In the late fifties, after the racing disaster at Le Mans in 1955, the Commission Sportive Internationale was moved to implement new rules to make sports car racing safer. Ferrari forecasted there would be a reduction in sports car capacity as a result, which lead them to design on a racing gem powered by a 3-liter, V-12 engine.
The first prototype to roll out of the production line was a four-cylinder 500 TR. Because its cam covers were painted a fire red color, they dubbed it the Testa Rossa, meaning the “red head.” The new name stuck when final production of the V-12 was finished.
There were a total of twenty-one 250 Testarossas that were built, including all its prototypes, as well as the 330 TRI/LM. The 714TR, Ferrari’s fourth Testa Rossa, was sold to racecar driver Piero Drogo, who was living in Modena. His family eventually migrated to Venezuela, where Piero took his new prized car to task and raced it extensively.
Drogo shipped it overseas, where he successfully competed in some minor European events. The Texas racer, Alan Connell, bought the 1957 Ferrari 250 Testa Rossa through Luigi Chinetti in 1958. Connell also raced it extensively in the SCCA National events. It then changed several hands and was raced extensively when Connell sold it back to Chinetti.
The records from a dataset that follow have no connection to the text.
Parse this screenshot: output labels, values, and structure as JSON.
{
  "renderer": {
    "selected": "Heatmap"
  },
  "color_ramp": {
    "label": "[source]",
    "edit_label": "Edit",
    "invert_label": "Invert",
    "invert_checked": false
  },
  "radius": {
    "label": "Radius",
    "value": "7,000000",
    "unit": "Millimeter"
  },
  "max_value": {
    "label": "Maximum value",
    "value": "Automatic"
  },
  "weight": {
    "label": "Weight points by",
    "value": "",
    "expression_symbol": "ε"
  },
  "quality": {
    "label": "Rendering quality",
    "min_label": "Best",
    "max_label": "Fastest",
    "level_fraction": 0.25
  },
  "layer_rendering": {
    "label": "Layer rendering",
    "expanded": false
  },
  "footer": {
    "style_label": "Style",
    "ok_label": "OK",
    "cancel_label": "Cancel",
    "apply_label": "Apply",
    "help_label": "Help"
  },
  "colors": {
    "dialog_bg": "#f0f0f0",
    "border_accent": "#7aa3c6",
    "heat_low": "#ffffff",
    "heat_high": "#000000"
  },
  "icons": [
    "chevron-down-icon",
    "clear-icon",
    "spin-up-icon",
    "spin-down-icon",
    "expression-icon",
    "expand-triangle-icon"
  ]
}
In the early sixties, the original engine was removed and replaced by the a unit from the 0770 TR. Burnett raced it several more times before it exchanged into the hands of Robert Dusek in 1970. He restored it with most of its original specifications, including reinstalling the initial 0714 engine. The majority of original 250 TRs have been decommissioned as prized classics, acquired by sophisticated and wealthy collectors and out-of-reach to the general public.